The group recommends that all patients with cancer are evaluated for the presence of fatigue after completion of primary treatment and are offered specific information and strategies for fatigue management. For those who report moderate to severe fatigue, comprehensive assessment should be conducted, and medical and treatable contributing factors should be addressed. Physical activity interventions, psychosocial interventions (e.g. cognitive behavioral therapy, educational therapies), and mind-body interventions (e.g. yoga, mindfulness) may reduce cancer-related fatigue in post-treatment patients. There is limited evidence for use of psycho-stimulants in the management of fatigue in patients who are disease free after active treatment. The panel concluded that multiple factors cause or contribute to fatigue and interventions should be tailored to each patient’s specific needs.
Bower JE, Bak K, Berger A, et al. Screening, Assessment, and Management of Fatigue in Adult Survivors of Cancer: An American Society of Clinical Oncology Clinical Practice Guideline Adaptation.
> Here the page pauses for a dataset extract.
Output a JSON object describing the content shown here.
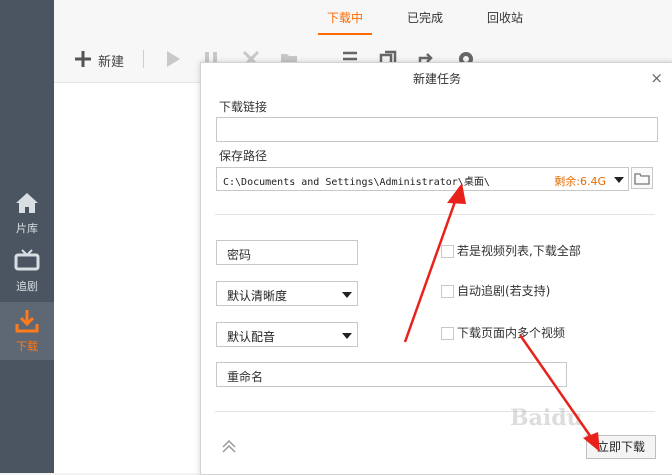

J Clin Oncol, published online before print April 14, 2014, doi: 10.1200/JCO.2013.53.4495.